My Day by Eleanor Roosevelt

Text Size: Small Text Normal Text Large Text Larger Text

PARIS, Thursday—When we met Tuesday afternoon the Soviet delegation at once made a formal proposal in the form of a resolution to ask the General Assembly to put off consideration of the Declaration of Human Rights bill until next year.

They gave as their reason that there was a whole series of articles that they wished to amend, and they talked at length about the fact that many of us have said the document is not perfect. Therefore, they could not see why we would not continue to work on it, particularly as it seemed such a backward document to a really modern democratic people.

It is, of course, true that any document, wherein 58 nations collaborate, is apt not to seem perfect to any one of them. For instance at lunch yesterday the delegate from Santa Cruz said I must realize the declaration is based on Anglo-Saxon ideas and in many things it shocked Latin-American ideas. I told him there were many Latin-American ideas I could not accept.

Also, I would have been delighted to see in the preamble a paragraph alluding to the Supreme Power. I knew very well, however, there were many men around the table who would violently be opposed to naming God, and I did not want it put to a vote because I thought for those of us who are Christians it would be rather difficult to have God defeated in a vote.

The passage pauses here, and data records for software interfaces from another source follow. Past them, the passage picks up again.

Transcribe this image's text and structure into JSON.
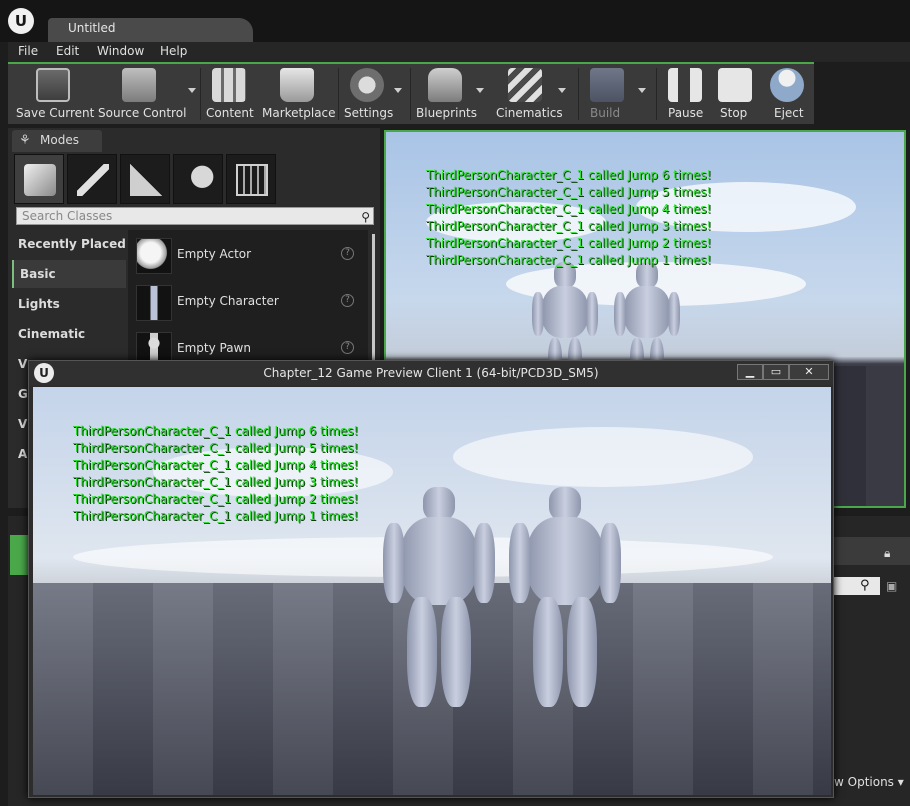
{
  "editor": {
    "tab_title": "Untitled",
    "menu": [
      "File",
      "Edit",
      "Window",
      "Help"
    ],
    "toolbar": [
      {
        "label": "Save Current",
        "icon": "save-icon",
        "dropdown": false
      },
      {
        "label": "Source Control",
        "icon": "source-control-icon",
        "dropdown": true
      },
      {
        "label": "Content",
        "icon": "content-icon",
        "dropdown": false
      },
      {
        "label": "Marketplace",
        "icon": "marketplace-icon",
        "dropdown": false
      },
      {
        "label": "Settings",
        "icon": "settings-icon",
        "dropdown": true
      },
      {
        "label": "Blueprints",
        "icon": "blueprints-icon",
        "dropdown": true
      },
      {
        "label": "Cinematics",
        "icon": "cinematics-icon",
        "dropdown": true
      },
      {
        "label": "Build",
        "icon": "build-icon",
        "dropdown": true
      },
      {
        "label": "Pause",
        "icon": "pause-icon",
        "dropdown": false
      },
      {
        "label": "Stop",
        "icon": "stop-icon",
        "dropdown": false
      },
      {
        "label": "Eject",
        "icon": "eject-icon",
        "dropdown": false
      }
    ],
    "modes": {
      "tab_label": "Modes",
      "search_placeholder": "Search Classes",
      "categories": [
        "Recently Placed",
        "Basic",
        "Lights",
        "Cinematic",
        "V",
        "G",
        "V",
        "A"
      ],
      "active_category": "Basic",
      "items": [
        "Empty Actor",
        "Empty Character",
        "Empty Pawn"
      ]
    },
    "details": {
      "view_options": "w Options"
    }
  },
  "viewport_messages": [
    "ThirdPersonCharacter_C_1 called Jump 6 times!",
    "ThirdPersonCharacter_C_1 called Jump 5 times!",
    "ThirdPersonCharacter_C_1 called Jump 4 times!",
    "ThirdPersonCharacter_C_1 called Jump 3 times!",
    "ThirdPersonCharacter_C_1 called Jump 2 times!",
    "ThirdPersonCharacter_C_1 called Jump 1 times!"
  ],
  "preview_window": {
    "title": "Chapter_12 Game Preview Client 1 (64-bit/PCD3D_SM5)",
    "minimize": "▁",
    "maximize": "▭",
    "close": "✕"
  },
  "colors": {
    "message_green": "#22dd22",
    "active_border": "#4aa84a"
  }
}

I preferred greatly to accept the fact that there were people of many religions around the table, among them some who had no religion at all and they had as much right to their conception as what should go into the Declaration of Human Rights as I have.

The position of women, of course, in many Latin-American countries is very different from that which is described in the declaration. For instance, I was told of one country where a woman cannot even cash a check. Her husband has to cash it for her and the idea of her taking part in voting is simply inconceivable.

But when all is said and done, the declaration will set a standard for human rights and freedoms, and if these standards are recognized as good I believe peoples throughout the world, who feel they are not being treated fairly, will gain a knowledge of the declaration. Then that silent pressure of the masses will be felt in the Kremlin in Moscow or any other government abode the world over.

When you think of all the different groups represented at our table in Committee No. 3, it was highly encouraging to find that the Soviet motion to reconsider the bill gathered no outside votes. No one was deceived and no one wanted to put off the day when this declaration would be a part of the world's consciousness.

During the meeting yesterday, Dr. Malik, the chairman, gave us some interesting statistics. He said the declaration had been adopted with no dissenting vote, though the Soviet bloc abstained as usual. He said we held 85 meetings, and the average of absences at these meetings was 17 people. But the aggregate vote was overwhelmingly in favor of almost all the articles.

Very few of the articles were adopted simply because there was no mention of God, and there was a very considerable mention of man's social security in the declaration. Of course, this is so, but I think the spirit of the declaration was inspired by Christianity and it never would have been written if there had not been many people behind it who were motivated by the Christian spirit.

It is true the social and economic rights so much stressed by the Soviet and, for that matter, a great many of the Latin-American countries are discoveries of this century, but I doubt if they show in reality a lack of the Godlike spirit.

I think that spirit is plainly visible by the fact that more and more people accept these facts that men must have a certain degree of security before spiritual ideas can have any real hold on them.

E. R.
TMs, AERP, FDRL